THE RECORDS:

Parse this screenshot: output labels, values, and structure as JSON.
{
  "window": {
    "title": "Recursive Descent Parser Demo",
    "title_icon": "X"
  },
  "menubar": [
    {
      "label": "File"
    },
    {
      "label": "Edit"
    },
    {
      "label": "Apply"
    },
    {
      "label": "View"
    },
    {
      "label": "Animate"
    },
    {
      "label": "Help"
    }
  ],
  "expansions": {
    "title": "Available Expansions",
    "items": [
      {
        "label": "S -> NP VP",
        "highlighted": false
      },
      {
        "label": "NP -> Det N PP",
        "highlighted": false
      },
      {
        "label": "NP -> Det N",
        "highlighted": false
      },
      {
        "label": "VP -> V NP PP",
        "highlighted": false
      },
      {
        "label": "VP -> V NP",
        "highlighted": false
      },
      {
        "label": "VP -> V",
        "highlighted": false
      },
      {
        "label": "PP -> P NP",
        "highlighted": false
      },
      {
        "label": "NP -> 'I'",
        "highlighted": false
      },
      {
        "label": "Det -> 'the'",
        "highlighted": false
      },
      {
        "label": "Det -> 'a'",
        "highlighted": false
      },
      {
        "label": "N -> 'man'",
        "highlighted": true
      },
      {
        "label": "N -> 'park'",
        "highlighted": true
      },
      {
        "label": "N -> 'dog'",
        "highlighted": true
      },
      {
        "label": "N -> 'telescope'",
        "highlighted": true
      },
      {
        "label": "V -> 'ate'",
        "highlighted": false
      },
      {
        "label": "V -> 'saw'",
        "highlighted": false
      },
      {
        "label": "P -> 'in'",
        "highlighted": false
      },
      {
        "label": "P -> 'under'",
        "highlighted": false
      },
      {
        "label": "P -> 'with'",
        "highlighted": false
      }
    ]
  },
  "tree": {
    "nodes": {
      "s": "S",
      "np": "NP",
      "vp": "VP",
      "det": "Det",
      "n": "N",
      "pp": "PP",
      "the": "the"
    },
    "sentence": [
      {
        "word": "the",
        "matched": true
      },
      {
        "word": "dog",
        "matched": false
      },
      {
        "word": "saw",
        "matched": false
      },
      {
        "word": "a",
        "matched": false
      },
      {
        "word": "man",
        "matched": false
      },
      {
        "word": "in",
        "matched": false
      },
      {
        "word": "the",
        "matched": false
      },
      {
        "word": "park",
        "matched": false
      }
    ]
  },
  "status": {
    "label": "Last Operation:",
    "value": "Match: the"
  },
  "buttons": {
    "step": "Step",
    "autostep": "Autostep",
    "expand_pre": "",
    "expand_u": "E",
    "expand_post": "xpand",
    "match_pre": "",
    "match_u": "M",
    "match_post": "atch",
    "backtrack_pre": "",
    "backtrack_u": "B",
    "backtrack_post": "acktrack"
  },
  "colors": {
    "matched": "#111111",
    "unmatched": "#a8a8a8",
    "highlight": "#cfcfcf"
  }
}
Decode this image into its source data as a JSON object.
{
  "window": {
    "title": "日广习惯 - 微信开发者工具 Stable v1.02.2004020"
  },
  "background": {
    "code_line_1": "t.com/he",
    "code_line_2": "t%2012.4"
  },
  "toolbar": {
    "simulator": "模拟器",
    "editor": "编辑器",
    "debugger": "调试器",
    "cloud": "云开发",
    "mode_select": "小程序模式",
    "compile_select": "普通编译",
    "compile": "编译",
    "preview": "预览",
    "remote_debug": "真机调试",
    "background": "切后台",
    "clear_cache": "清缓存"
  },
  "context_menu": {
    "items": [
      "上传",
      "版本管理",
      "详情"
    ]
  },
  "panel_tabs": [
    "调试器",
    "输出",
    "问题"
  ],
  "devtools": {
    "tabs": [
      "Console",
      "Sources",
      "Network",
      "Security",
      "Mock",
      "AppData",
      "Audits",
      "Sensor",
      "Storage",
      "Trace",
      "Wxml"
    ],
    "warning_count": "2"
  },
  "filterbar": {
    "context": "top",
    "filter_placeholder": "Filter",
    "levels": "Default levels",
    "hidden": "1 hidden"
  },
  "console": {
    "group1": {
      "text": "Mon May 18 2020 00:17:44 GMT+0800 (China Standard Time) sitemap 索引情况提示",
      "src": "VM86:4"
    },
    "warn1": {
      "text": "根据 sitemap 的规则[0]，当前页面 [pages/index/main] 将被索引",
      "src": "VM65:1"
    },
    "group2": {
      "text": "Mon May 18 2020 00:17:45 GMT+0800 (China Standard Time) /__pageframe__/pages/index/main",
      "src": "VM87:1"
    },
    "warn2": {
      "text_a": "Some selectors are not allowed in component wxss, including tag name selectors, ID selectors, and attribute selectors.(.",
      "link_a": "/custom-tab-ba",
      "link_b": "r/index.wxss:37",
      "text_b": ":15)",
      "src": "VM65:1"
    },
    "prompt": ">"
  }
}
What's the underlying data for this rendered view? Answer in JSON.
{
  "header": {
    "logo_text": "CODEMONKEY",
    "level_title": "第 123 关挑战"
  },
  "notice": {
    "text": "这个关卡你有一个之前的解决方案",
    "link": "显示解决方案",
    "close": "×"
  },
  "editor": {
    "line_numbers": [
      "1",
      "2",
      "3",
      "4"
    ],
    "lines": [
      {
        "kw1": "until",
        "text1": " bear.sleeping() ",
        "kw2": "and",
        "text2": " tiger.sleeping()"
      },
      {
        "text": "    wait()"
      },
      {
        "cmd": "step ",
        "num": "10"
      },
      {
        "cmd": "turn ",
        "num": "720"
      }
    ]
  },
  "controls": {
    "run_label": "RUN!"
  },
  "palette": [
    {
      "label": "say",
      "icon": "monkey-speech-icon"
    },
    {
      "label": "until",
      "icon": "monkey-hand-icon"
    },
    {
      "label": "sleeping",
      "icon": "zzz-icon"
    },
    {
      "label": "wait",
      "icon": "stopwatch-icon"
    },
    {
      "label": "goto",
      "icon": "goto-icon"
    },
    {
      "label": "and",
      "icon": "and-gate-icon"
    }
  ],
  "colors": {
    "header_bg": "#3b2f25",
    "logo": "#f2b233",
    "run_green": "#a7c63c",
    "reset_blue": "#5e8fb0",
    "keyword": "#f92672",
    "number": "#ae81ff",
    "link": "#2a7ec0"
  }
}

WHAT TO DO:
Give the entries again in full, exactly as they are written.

WRITTEN SOLUTION:
Parse this screenshot: output labels, values, and structure as JSON.
{
  "window": {
    "title": "Recursive Descent Parser Demo",
    "title_icon": "X"
  },
  "menubar": [
    {
      "label": "File"
    },
    {
      "label": "Edit"
    },
    {
      "label": "Apply"
    },
    {
      "label": "View"
    },
    {
      "label": "Animate"
    },
    {
      "label": "Help"
    }
  ],
  "expansions": {
    "title": "Available Expansions",
    "items": [
      {
        "label": "S -> NP VP",
        "highlighted": false
      },
      {
        "label": "NP -> Det N PP",
        "highlighted": false
      },
      {
        "label": "NP -> Det N",
        "highlighted": false
      },
      {
        "label": "VP -> V NP PP",
        "highlighted": false
      },
      {
        "label": "VP -> V NP",
        "highlighted": false
      },
      {
        "label": "VP -> V",
        "highlighted": false
      },
      {
        "label": "PP -> P NP",
        "highlighted": false
      },
      {
        "label": "NP -> 'I'",
        "highlighted": false
      },
      {
        "label": "Det -> 'the'",
        "highlighted": false
      },
      {
        "label": "Det -> 'a'",
        "highlighted": false
      },
      {
        "label": "N -> 'man'",
        "highlighted": true
      },
      {
        "label": "N -> 'park'",
        "highlighted": true
      },
      {
        "label": "N -> 'dog'",
        "highlighted": true
      },
      {
        "label": "N -> 'telescope'",
        "highlighted": true
      },
      {
        "label": "V -> 'ate'",
        "highlighted": false
      },
      {
        "label": "V -> 'saw'",
        "highlighted": false
      },
      {
        "label": "P -> 'in'",
        "highlighted": false
      },
      {
        "label": "P -> 'under'",
        "highlighted": false
      },
      {
        "label": "P -> 'with'",
        "highlighted": false
      }
    ]
  },
  "tree": {
    "nodes": {
      "s": "S",
      "np": "NP",
      "vp": "VP",
      "det": "Det",
      "n": "N",
      "pp": "PP",
      "the": "the"
    },
    "sentence": [
      {
        "word": "the",
        "matched": true
      },
      {
        "word": "dog",
        "matched": false
      },
      {
        "word": "saw",
        "matched": false
      },
      {
        "word": "a",
        "matched": false
      },
      {
        "word": "man",
        "matched": false
      },
      {
        "word": "in",
        "matched": false
      },
      {
        "word": "the",
        "matched": false
      },
      {
        "word": "park",
        "matched": false
      }
    ]
  },
  "status": {
    "label": "Last Operation:",
    "value": "Match: the"
  },
  "buttons": {
    "step": "Step",
    "autostep": "Autostep",
    "expand_pre": "",
    "expand_u": "E",
    "expand_post": "xpand",
    "match_pre": "",
    "match_u": "M",
    "match_post": "atch",
    "backtrack_pre": "",
    "backtrack_u": "B",
    "backtrack_post": "acktrack"
  },
  "colors": {
    "matched": "#111111",
    "unmatched": "#a8a8a8",
    "highlight": "#cfcfcf"
  }
}
Decode this image into its source data as a JSON object.
{
  "window": {
    "title": "日广习惯 - 微信开发者工具 Stable v1.02.2004020"
  },
  "background": {
    "code_line_1": "t.com/he",
    "code_line_2": "t%2012.4"
  },
  "toolbar": {
    "simulator": "模拟器",
    "editor": "编辑器",
    "debugger": "调试器",
    "cloud": "云开发",
    "mode_select": "小程序模式",
    "compile_select": "普通编译",
    "compile": "编译",
    "preview": "预览",
    "remote_debug": "真机调试",
    "background": "切后台",
    "clear_cache": "清缓存"
  },
  "context_menu": {
    "items": [
      "上传",
      "版本管理",
      "详情"
    ]
  },
  "panel_tabs": [
    "调试器",
    "输出",
    "问题"
  ],
  "devtools": {
    "tabs": [
      "Console",
      "Sources",
      "Network",
      "Security",
      "Mock",
      "AppData",
      "Audits",
      "Sensor",
      "Storage",
      "Trace",
      "Wxml"
    ],
    "warning_count": "2"
  },
  "filterbar": {
    "context": "top",
    "filter_placeholder": "Filter",
    "levels": "Default levels",
    "hidden": "1 hidden"
  },
  "console": {
    "group1": {
      "text": "Mon May 18 2020 00:17:44 GMT+0800 (China Standard Time) sitemap 索引情况提示",
      "src": "VM86:4"
    },
    "warn1": {
      "text": "根据 sitemap 的规则[0]，当前页面 [pages/index/main] 将被索引",
      "src": "VM65:1"
    },
    "group2": {
      "text": "Mon May 18 2020 00:17:45 GMT+0800 (China Standard Time) /__pageframe__/pages/index/main",
      "src": "VM87:1"
    },
    "warn2": {
      "text_a": "Some selectors are not allowed in component wxss, including tag name selectors, ID selectors, and attribute selectors.(.",
      "link_a": "/custom-tab-ba",
      "link_b": "r/index.wxss:37",
      "text_b": ":15)",
      "src": "VM65:1"
    },
    "prompt": ">"
  }
}
What's the underlying data for this rendered view? Answer in JSON.
{
  "header": {
    "logo_text": "CODEMONKEY",
    "level_title": "第 123 关挑战"
  },
  "notice": {
    "text": "这个关卡你有一个之前的解决方案",
    "link": "显示解决方案",
    "close": "×"
  },
  "editor": {
    "line_numbers": [
      "1",
      "2",
      "3",
      "4"
    ],
    "lines": [
      {
        "kw1": "until",
        "text1": " bear.sleeping() ",
        "kw2": "and",
        "text2": " tiger.sleeping()"
      },
      {
        "text": "    wait()"
      },
      {
        "cmd": "step ",
        "num": "10"
      },
      {
        "cmd": "turn ",
        "num": "720"
      }
    ]
  },
  "controls": {
    "run_label": "RUN!"
  },
  "palette": [
    {
      "label": "say",
      "icon": "monkey-speech-icon"
    },
    {
      "label": "until",
      "icon": "monkey-hand-icon"
    },
    {
      "label": "sleeping",
      "icon": "zzz-icon"
    },
    {
      "label": "wait",
      "icon": "stopwatch-icon"
    },
    {
      "label": "goto",
      "icon": "goto-icon"
    },
    {
      "label": "and",
      "icon": "and-gate-icon"
    }
  ],
  "colors": {
    "header_bg": "#3b2f25",
    "logo": "#f2b233",
    "run_green": "#a7c63c",
    "reset_blue": "#5e8fb0",
    "keyword": "#f92672",
    "number": "#ae81ff",
    "link": "#2a7ec0"
  }
}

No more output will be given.